# What needs to be done
Each line of the data should be duplicated precisely.
Entries provided START
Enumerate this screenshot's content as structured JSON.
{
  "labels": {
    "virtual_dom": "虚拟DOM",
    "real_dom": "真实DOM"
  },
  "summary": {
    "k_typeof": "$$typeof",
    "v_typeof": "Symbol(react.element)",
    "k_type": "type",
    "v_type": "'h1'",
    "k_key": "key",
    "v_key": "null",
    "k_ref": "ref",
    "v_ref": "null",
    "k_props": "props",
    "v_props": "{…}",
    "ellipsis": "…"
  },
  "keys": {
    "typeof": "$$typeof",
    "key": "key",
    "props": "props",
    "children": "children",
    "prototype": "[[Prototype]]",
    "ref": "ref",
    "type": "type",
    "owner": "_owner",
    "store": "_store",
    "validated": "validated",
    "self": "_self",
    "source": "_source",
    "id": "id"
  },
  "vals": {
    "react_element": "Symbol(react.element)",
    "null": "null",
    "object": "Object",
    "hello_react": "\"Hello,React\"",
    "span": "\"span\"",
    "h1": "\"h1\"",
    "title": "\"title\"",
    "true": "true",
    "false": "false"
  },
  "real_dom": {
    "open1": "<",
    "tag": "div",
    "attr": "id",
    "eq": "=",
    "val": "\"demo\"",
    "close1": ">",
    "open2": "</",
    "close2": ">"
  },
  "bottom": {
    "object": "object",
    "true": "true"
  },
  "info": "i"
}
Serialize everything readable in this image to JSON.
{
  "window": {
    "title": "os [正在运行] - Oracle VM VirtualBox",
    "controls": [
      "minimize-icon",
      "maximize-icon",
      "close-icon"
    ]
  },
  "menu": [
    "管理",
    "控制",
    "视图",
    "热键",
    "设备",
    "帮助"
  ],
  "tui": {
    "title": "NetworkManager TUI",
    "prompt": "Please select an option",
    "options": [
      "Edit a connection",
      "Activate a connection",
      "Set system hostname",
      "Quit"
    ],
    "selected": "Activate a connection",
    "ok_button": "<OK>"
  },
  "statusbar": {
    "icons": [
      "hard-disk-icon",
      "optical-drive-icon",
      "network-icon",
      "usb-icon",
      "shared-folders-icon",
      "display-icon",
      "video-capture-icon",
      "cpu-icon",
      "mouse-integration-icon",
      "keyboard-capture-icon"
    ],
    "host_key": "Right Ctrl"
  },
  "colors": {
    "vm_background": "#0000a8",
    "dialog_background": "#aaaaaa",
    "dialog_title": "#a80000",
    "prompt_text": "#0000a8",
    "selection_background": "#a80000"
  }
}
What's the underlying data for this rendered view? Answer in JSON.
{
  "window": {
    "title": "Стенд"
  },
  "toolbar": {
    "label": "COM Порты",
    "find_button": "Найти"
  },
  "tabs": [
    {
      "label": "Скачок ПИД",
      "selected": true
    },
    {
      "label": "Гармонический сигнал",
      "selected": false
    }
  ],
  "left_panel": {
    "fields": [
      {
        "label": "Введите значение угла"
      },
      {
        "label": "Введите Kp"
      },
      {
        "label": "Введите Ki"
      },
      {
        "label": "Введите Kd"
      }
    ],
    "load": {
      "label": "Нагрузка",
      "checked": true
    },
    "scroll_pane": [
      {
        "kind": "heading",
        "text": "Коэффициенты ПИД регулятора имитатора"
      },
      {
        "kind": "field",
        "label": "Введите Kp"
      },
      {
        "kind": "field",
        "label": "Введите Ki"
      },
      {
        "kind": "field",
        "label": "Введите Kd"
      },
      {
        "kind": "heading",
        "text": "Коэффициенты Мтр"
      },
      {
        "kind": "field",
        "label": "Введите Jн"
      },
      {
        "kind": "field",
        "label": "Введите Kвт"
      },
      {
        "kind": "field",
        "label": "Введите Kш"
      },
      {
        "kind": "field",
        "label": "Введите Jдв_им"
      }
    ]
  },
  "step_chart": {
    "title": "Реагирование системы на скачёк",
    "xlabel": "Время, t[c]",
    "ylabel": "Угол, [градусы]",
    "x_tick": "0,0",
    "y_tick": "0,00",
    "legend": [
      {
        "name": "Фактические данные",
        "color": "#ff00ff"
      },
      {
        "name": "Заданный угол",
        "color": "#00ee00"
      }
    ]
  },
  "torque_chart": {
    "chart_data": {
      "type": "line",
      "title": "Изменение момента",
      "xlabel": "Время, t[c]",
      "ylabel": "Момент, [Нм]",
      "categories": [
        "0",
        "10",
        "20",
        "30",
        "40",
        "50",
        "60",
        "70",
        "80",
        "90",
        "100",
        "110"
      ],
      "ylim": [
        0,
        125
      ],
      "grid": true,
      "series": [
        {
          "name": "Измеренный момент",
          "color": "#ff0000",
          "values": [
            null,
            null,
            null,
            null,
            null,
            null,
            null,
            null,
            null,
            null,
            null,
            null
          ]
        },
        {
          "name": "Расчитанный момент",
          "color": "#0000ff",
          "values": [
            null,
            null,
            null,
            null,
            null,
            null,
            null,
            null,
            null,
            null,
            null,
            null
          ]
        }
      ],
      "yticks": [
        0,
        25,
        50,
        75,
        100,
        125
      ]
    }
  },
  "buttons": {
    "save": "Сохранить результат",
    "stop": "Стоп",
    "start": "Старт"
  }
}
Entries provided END
# Solution for this problem
Enumerate this screenshot's content as structured JSON.
{
  "labels": {
    "virtual_dom": "虚拟DOM",
    "real_dom": "真实DOM"
  },
  "summary": {
    "k_typeof": "$$typeof",
    "v_typeof": "Symbol(react.element)",
    "k_type": "type",
    "v_type": "'h1'",
    "k_key": "key",
    "v_key": "null",
    "k_ref": "ref",
    "v_ref": "null",
    "k_props": "props",
    "v_props": "{…}",
    "ellipsis": "…"
  },
  "keys": {
    "typeof": "$$typeof",
    "key": "key",
    "props": "props",
    "children": "children",
    "prototype": "[[Prototype]]",
    "ref": "ref",
    "type": "type",
    "owner": "_owner",
    "store": "_store",
    "validated": "validated",
    "self": "_self",
    "source": "_source",
    "id": "id"
  },
  "vals": {
    "react_element": "Symbol(react.element)",
    "null": "null",
    "object": "Object",
    "hello_react": "\"Hello,React\"",
    "span": "\"span\"",
    "h1": "\"h1\"",
    "title": "\"title\"",
    "true": "true",
    "false": "false"
  },
  "real_dom": {
    "open1": "<",
    "tag": "div",
    "attr": "id",
    "eq": "=",
    "val": "\"demo\"",
    "close1": ">",
    "open2": "</",
    "close2": ">"
  },
  "bottom": {
    "object": "object",
    "true": "true"
  },
  "info": "i"
}
Serialize everything readable in this image to JSON.
{
  "window": {
    "title": "os [正在运行] - Oracle VM VirtualBox",
    "controls": [
      "minimize-icon",
      "maximize-icon",
      "close-icon"
    ]
  },
  "menu": [
    "管理",
    "控制",
    "视图",
    "热键",
    "设备",
    "帮助"
  ],
  "tui": {
    "title": "NetworkManager TUI",
    "prompt": "Please select an option",
    "options": [
      "Edit a connection",
      "Activate a connection",
      "Set system hostname",
      "Quit"
    ],
    "selected": "Activate a connection",
    "ok_button": "<OK>"
  },
  "statusbar": {
    "icons": [
      "hard-disk-icon",
      "optical-drive-icon",
      "network-icon",
      "usb-icon",
      "shared-folders-icon",
      "display-icon",
      "video-capture-icon",
      "cpu-icon",
      "mouse-integration-icon",
      "keyboard-capture-icon"
    ],
    "host_key": "Right Ctrl"
  },
  "colors": {
    "vm_background": "#0000a8",
    "dialog_background": "#aaaaaa",
    "dialog_title": "#a80000",
    "prompt_text": "#0000a8",
    "selection_background": "#a80000"
  }
}
What's the underlying data for this rendered view? Answer in JSON.
{
  "window": {
    "title": "Стенд"
  },
  "toolbar": {
    "label": "COM Порты",
    "find_button": "Найти"
  },
  "tabs": [
    {
      "label": "Скачок ПИД",
      "selected": true
    },
    {
      "label": "Гармонический сигнал",
      "selected": false
    }
  ],
  "left_panel": {
    "fields": [
      {
        "label": "Введите значение угла"
      },
      {
        "label": "Введите Kp"
      },
      {
        "label": "Введите Ki"
      },
      {
        "label": "Введите Kd"
      }
    ],
    "load": {
      "label": "Нагрузка",
      "checked": true
    },
    "scroll_pane": [
      {
        "kind": "heading",
        "text": "Коэффициенты ПИД регулятора имитатора"
      },
      {
        "kind": "field",
        "label": "Введите Kp"
      },
      {
        "kind": "field",
        "label": "Введите Ki"
      },
      {
        "kind": "field",
        "label": "Введите Kd"
      },
      {
        "kind": "heading",
        "text": "Коэффициенты Мтр"
      },
      {
        "kind": "field",
        "label": "Введите Jн"
      },
      {
        "kind": "field",
        "label": "Введите Kвт"
      },
      {
        "kind": "field",
        "label": "Введите Kш"
      },
      {
        "kind": "field",
        "label": "Введите Jдв_им"
      }
    ]
  },
  "step_chart": {
    "title": "Реагирование системы на скачёк",
    "xlabel": "Время, t[c]",
    "ylabel": "Угол, [градусы]",
    "x_tick": "0,0",
    "y_tick": "0,00",
    "legend": [
      {
        "name": "Фактические данные",
        "color": "#ff00ff"
      },
      {
        "name": "Заданный угол",
        "color": "#00ee00"
      }
    ]
  },
  "torque_chart": {
    "chart_data": {
      "type": "line",
      "title": "Изменение момента",
      "xlabel": "Время, t[c]",
      "ylabel": "Момент, [Нм]",
      "categories": [
        "0",
        "10",
        "20",
        "30",
        "40",
        "50",
        "60",
        "70",
        "80",
        "90",
        "100",
        "110"
      ],
      "ylim": [
        0,
        125
      ],
      "grid": true,
      "series": [
        {
          "name": "Измеренный момент",
          "color": "#ff0000",
          "values": [
            null,
            null,
            null,
            null,
            null,
            null,
            null,
            null,
            null,
            null,
            null,
            null
          ]
        },
        {
          "name": "Расчитанный момент",
          "color": "#0000ff",
          "values": [
            null,
            null,
            null,
            null,
            null,
            null,
            null,
            null,
            null,
            null,
            null,
            null
          ]
        }
      ],
      "yticks": [
        0,
        25,
        50,
        75,
        100,
        125
      ]
    }
  },
  "buttons": {
    "save": "Сохранить результат",
    "stop": "Стоп",
    "start": "Старт"
  }
}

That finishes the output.